Dataset entries
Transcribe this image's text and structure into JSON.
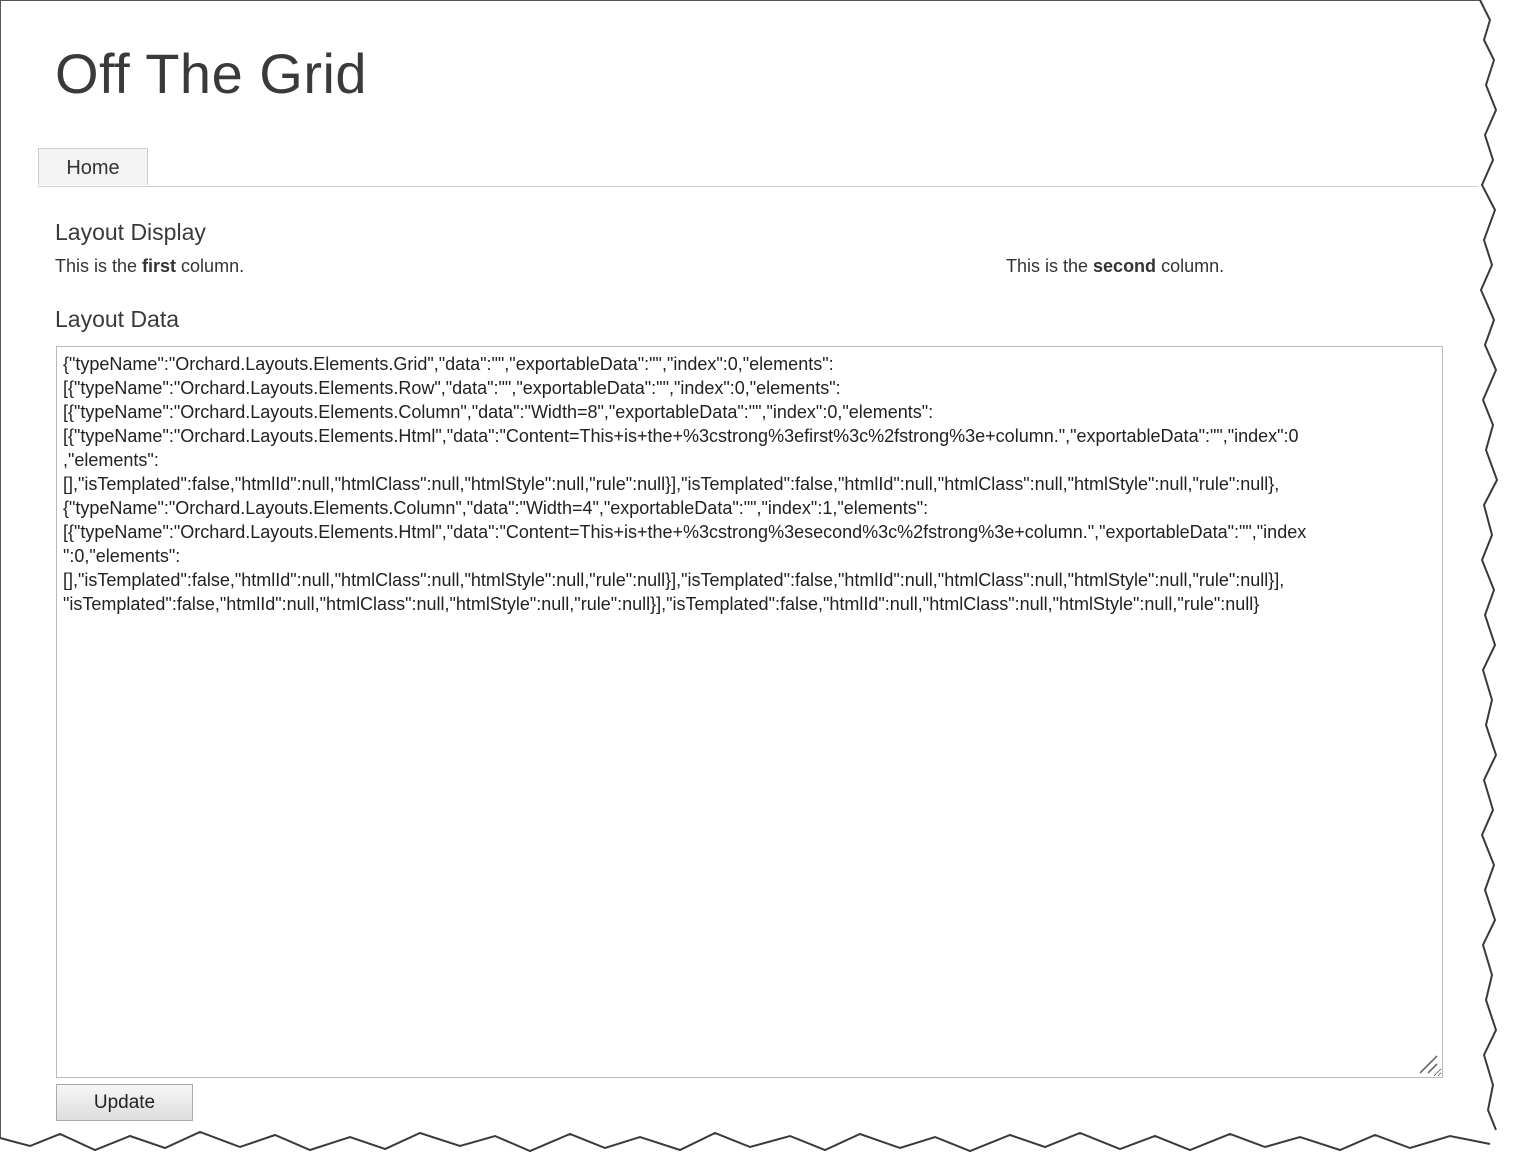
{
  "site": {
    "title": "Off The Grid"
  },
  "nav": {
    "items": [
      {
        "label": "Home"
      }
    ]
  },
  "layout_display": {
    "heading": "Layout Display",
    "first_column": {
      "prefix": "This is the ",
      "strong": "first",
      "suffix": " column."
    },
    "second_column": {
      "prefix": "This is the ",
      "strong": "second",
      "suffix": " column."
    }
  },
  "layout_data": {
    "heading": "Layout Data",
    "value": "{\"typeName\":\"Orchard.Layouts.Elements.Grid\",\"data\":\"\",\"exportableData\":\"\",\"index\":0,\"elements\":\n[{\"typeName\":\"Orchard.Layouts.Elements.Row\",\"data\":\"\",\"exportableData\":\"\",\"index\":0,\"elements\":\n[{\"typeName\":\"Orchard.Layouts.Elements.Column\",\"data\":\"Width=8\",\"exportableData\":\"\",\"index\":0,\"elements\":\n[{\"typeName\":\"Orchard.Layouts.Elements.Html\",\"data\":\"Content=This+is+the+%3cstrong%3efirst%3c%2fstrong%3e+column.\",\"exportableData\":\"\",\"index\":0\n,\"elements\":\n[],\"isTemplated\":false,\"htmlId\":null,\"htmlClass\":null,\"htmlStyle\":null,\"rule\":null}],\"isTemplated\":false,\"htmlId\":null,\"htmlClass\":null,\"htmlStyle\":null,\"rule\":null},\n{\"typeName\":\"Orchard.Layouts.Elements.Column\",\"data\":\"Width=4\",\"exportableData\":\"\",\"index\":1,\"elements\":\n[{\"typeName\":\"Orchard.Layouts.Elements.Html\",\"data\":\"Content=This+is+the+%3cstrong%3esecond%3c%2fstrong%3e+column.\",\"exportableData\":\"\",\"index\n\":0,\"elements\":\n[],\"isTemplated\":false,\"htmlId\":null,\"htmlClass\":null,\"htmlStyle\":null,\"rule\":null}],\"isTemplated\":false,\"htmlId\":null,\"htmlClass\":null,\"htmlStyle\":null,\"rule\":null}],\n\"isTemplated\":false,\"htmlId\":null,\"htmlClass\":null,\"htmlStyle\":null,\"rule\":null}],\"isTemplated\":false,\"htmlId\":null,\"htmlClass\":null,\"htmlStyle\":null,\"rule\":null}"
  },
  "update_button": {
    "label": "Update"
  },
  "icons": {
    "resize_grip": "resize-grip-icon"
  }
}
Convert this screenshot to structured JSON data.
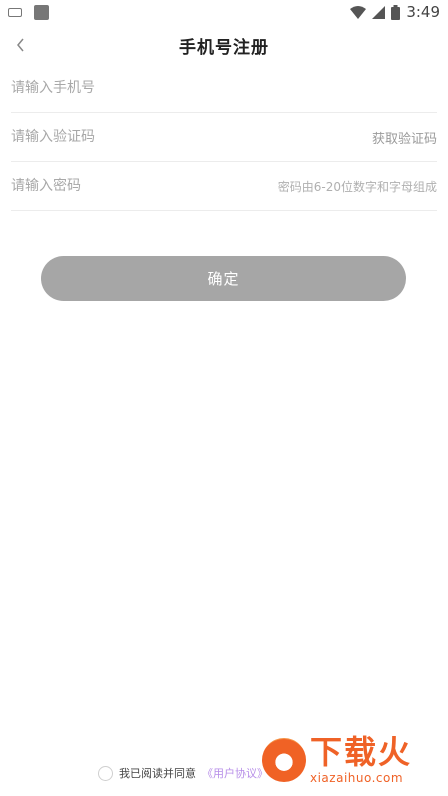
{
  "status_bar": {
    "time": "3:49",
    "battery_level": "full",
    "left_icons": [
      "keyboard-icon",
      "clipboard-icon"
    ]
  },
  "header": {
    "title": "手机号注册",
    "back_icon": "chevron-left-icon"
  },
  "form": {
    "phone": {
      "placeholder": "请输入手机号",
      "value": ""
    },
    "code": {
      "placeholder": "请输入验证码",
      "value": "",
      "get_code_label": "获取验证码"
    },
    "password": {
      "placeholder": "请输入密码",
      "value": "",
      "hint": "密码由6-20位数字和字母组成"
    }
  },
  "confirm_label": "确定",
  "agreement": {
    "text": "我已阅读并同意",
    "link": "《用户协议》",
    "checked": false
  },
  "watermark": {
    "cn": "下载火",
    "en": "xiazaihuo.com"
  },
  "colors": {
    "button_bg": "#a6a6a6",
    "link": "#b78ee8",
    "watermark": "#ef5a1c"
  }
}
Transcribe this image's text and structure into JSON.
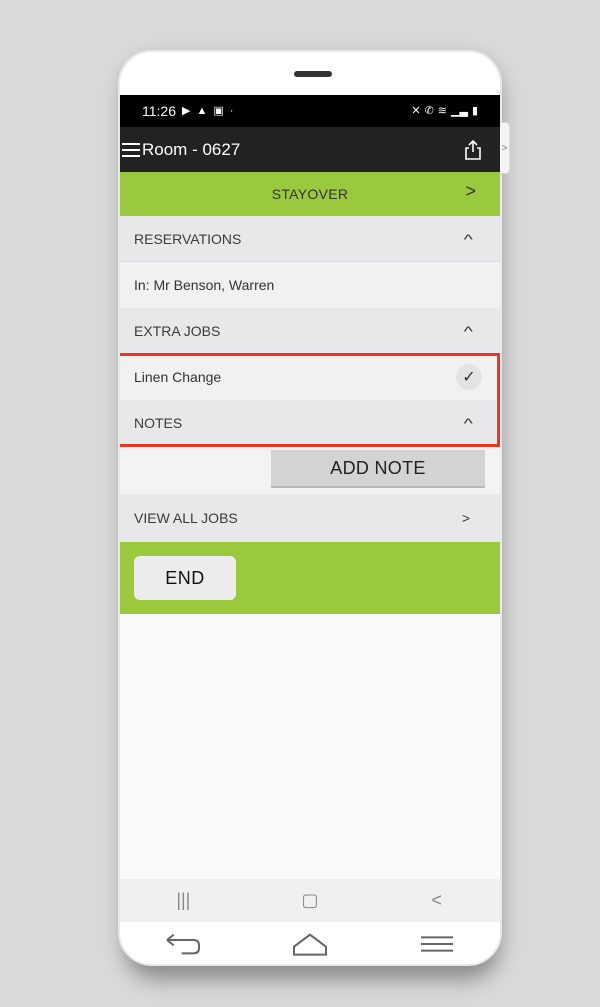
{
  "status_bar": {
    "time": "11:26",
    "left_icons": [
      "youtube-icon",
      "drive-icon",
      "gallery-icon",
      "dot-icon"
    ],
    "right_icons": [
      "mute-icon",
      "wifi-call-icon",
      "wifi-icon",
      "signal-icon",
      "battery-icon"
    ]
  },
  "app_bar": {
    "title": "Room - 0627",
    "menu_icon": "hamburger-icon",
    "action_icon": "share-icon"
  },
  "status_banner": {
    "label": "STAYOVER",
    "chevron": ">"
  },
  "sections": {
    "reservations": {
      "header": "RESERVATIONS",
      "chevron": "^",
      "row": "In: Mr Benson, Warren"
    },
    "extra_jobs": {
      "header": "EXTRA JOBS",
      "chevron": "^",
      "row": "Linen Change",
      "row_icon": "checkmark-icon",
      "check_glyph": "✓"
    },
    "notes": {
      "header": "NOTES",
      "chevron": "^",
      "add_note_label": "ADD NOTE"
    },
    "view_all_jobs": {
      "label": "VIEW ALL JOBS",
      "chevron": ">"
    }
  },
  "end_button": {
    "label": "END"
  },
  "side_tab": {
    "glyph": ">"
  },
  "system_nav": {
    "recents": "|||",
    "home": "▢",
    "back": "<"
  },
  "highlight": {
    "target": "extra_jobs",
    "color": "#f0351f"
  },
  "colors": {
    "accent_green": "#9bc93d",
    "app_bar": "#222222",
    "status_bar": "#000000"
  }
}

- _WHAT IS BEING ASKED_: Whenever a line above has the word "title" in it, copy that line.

- _COMPLETED TASK_:
    "title": "Off The Grid"
    "title": "手机号注册",
    "title": "Room - 0627",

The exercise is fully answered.